The human response to uncomfortable situations is to either remain there and fight or to run away as soon as possible. And that is what happens to drivers involved in a crash – major or minor. Unfortunately, you may get into serious trouble if you comply with your body’s response and drive away from the accident scene in Virginia.
Drivers risk their licenses being suspended, lengthy jail terms, and dollars in fines. So if you have already driven far away from the scene, a Fairfax criminal defense attorney can help you fight the charges. With a good defense, it is easy to get better outcomes for your hit-and-run charges. The goal is to have the least possible punishment if you can’t get an acquittal or a dismissal.
What Constitutes ‘Leaving an Accident Scene’?
Leaving the accident scene can attract serious charges in Virginia. However, it is essential to understand what it actually means.
Here is what it involves:
- You know or should have known that there was an impact between you and another vehicle or property but left the scene.
- You failed to contact or locate the other party after hitting an unoccupied or unattended vehicle or property.
- Failing to exchange insurance information with the other person before leaving
- Leaving without attempting to wait for the police or emergency services
Notably, there are circumstances where leaving the scene is permissible and may not attract criminal charges. A Fairfax hit-and-run defense lawyer can help you understand this and ensure that you are not charged on the wrong grounds. Here is what you can do:
- If there are no injuries or fatalities, you are allowed to move your vehicle to an adjacent safer location – out of traffic.
- You can move the car to a nearby parking lot, around a corner off the main road, or pull onto a shoulder.
- After advising the other party, it is best to drive in a controlled and slow manner.
Is Leaving the Accident Scene a Crime?
Motorists that leave an accident scene can face life-changing criminal charges in Virginia, but a Fairfax hit-and-run defense lawyer can find intelligent ways to fight the charges. The magnitude of the penalties depends on the seriousness of the injuries, the presence or absence of fatalities, and the value of the damage caused.
If no one was injured in the accident when you left the scene, the incident could be charged as a misdemeanor.
- Class 1 Misdemeanor. If the value of damage on an unattended vehicle is between $250 and $1000, the crime is a Class 1 misdemeanor. For attended cars, the damages’ value has to be below $1,000 to be under this classification. And if you are pronounced guilty, you can be jailed for up to a year.
- Class 4 Misdemeanor. Convicts of Class 4 misdemeanors are safe from jail terms because the offense is usually punished with fines. This only happens if the damage is on an unattended vehicle or property whose value is below $250.
If a pedestrian, a passenger, or a driver got injured in the accident scene you left, the case could be treated as a Class 5 felony. If someone died or the value of property damaged exceeds $1,000, you can be charged with a felony. Convicts can be locked up in prison for up to 10 years.
What are the Common Reasons for Drivers to Flee from the Scene?

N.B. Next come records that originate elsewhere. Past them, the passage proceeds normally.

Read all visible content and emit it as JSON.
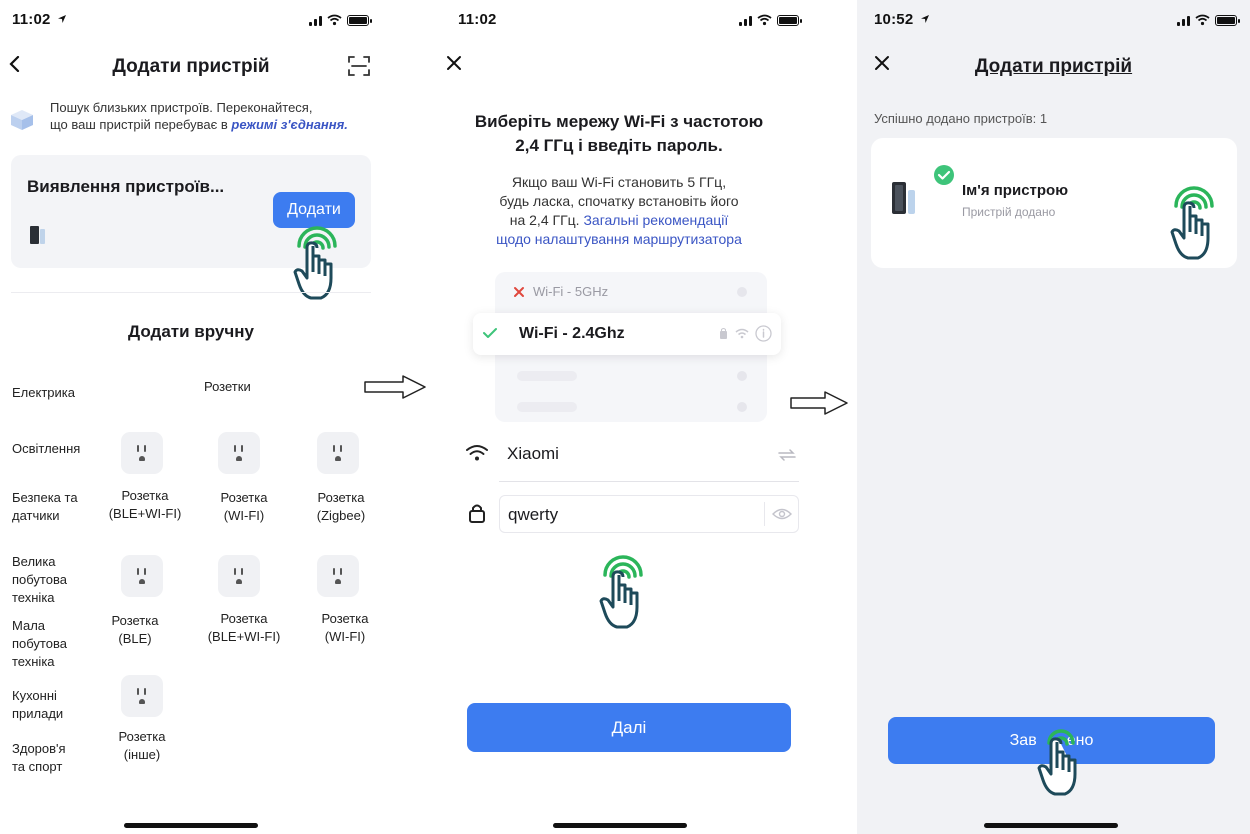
{
  "screen1": {
    "status_time": "11:02",
    "title": "Додати пристрій",
    "search_text_line1": "Пошук близьких пристроїв. Переконайтеся,",
    "search_text_line2": "що ваш пристрій перебуває в",
    "pairing_link": "режимі з'єднання.",
    "detecting_label": "Виявлення пристроїв...",
    "add_button": "Додати",
    "manual_title": "Додати вручну",
    "selected_category": "Розетки",
    "categories": [
      {
        "l1": "Електрика",
        "l2": "",
        "l3": ""
      },
      {
        "l1": "Освітлення",
        "l2": "",
        "l3": ""
      },
      {
        "l1": "Безпека та",
        "l2": "датчики",
        "l3": ""
      },
      {
        "l1": "Велика",
        "l2": "побутова",
        "l3": "техніка"
      },
      {
        "l1": "Мала",
        "l2": "побутова",
        "l3": "техніка"
      },
      {
        "l1": "Кухонні",
        "l2": "прилади",
        "l3": ""
      },
      {
        "l1": "Здоров'я",
        "l2": "та спорт",
        "l3": ""
      }
    ],
    "devices": [
      {
        "l1": "Розетка",
        "l2": "(BLE+WI-FI)"
      },
      {
        "l1": "Розетка",
        "l2": "(WI-FI)"
      },
      {
        "l1": "Розетка",
        "l2": "(Zigbee)"
      },
      {
        "l1": "Розетка",
        "l2": "(BLE)"
      },
      {
        "l1": "Розетка",
        "l2": "(BLE+WI-FI)"
      },
      {
        "l1": "Розетка",
        "l2": "(WI-FI)"
      },
      {
        "l1": "Розетка",
        "l2": "(інше)"
      }
    ]
  },
  "screen2": {
    "status_time": "11:02",
    "heading_line1": "Виберіть мережу Wi-Fi з частотою",
    "heading_line2": "2,4 ГГц і введіть пароль.",
    "hint_line1": "Якщо ваш Wi-Fi становить 5 ГГц,",
    "hint_line2": "будь ласка, спочатку встановіть його",
    "hint_line3_prefix": "на 2,4 ГГц.",
    "hint_link_part1": "Загальні рекомендації",
    "hint_link_part2": "щодо налаштування маршрутизатора",
    "network_5g": "Wi-Fi - 5GHz",
    "network_24g": "Wi-Fi - 2.4Ghz",
    "ssid_value": "Xiaomi",
    "password_value": "qwerty",
    "next_button": "Далі"
  },
  "screen3": {
    "status_time": "10:52",
    "title": "Додати пристрій",
    "success_count_label": "Успішно додано пристроїв: 1",
    "device_name": "Ім'я пристрою",
    "device_status": "Пристрій додано",
    "done_button_left": "Зав",
    "done_button_right": "ено"
  },
  "colors": {
    "accent_blue": "#3d7cf0",
    "link_blue": "#3a55c4",
    "tap_green": "#2bb55a",
    "success_green": "#3ec47a",
    "error_red": "#e0483e"
  }
}
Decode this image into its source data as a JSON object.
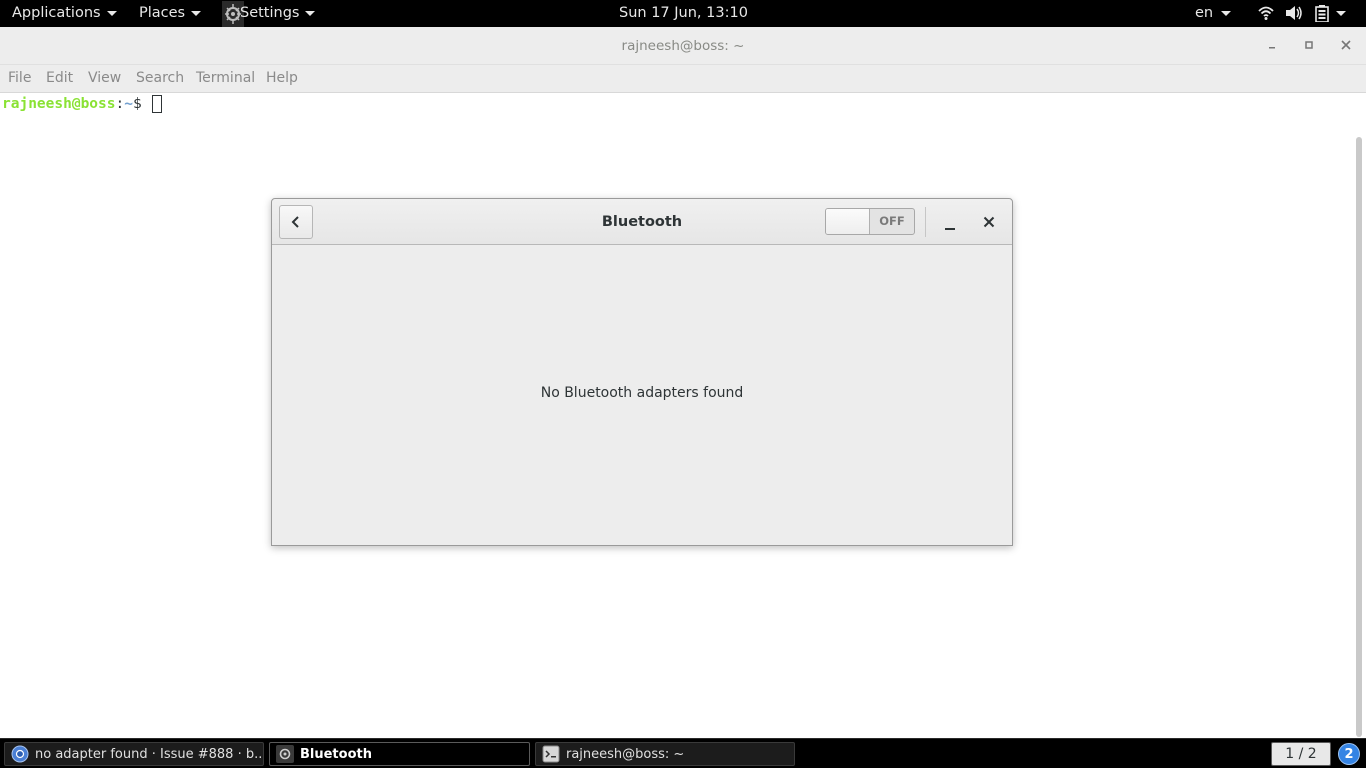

Whether you were the negligent party or not, fleeing the scene is a crime on its own under the hit-and-run statute. Sometimes, drivers try to run away before the law enforcers arrive because they were committing other crimes. At other times, one leaves because they weren’t sure of what to do, and a hit-and-run defense lawyer can help with such arguments.
The common reasons include:
- The driver does not want the police to detect that they are carrying contraband materials or illegal drugs.
- The person is driving a borrowed or stolen car and does not want to bear the responsibility.
- The driver does not have insurance and knows that they cannot afford to pay for the damages out-of-pocket.
- The driver thinks that they can avoid a civil lawsuit by running away from authorities – while the truth is, whether they stay or leave, they can still face the exact charges.
- The person knows that they are driving without a valid drivers’ license and decide to flee to avoid being detected by police.
- The driver had consumed substances before driving and wants to avoid the charge of driving while intoxicated.
- The driver was not at fault for the accident and did not feel the need to stop since someone else was negligent and caused the accident.
How Will the Police Identify the Driver that Left the Scene?
The law enforcers sometimes have a difficult time finding the driver that left the scene of the crash. However, in-depth investigation can uncover the identity of the driver and their vehicle that left illegally. A review of any available surveillance or video camera footage, interviews of eyewitnesses, and a look at physical evidence can help significantly.
The paint transfers left with the car that remained at the scene can give the police information like the color of your vehicle. They may also look at the car parts that broke and remained at the scene and look out for cars with missing parts like taillights. A warrant of arrest might be issued against you if the law enforcers realize that you actually fled the scene.
Legal Counsel Protecting Your Rights
Whether you contributed to the accident or not, we cannot underestimate its impact on you psychologically. A criminal defense lawyer in Fairfax, VA, can give you the assurance that you need to go through the mixed emotions and the legal tussle.
Trust your criminal defense team with all the facts of the incident, and we will tell you the possibilities of the case and how the best defense strategy to implement. Talk to attorney Scott C. Nolan, PLLC today at (703) 223-8883 if you fled the scene of a car accident in Fairfax, VA.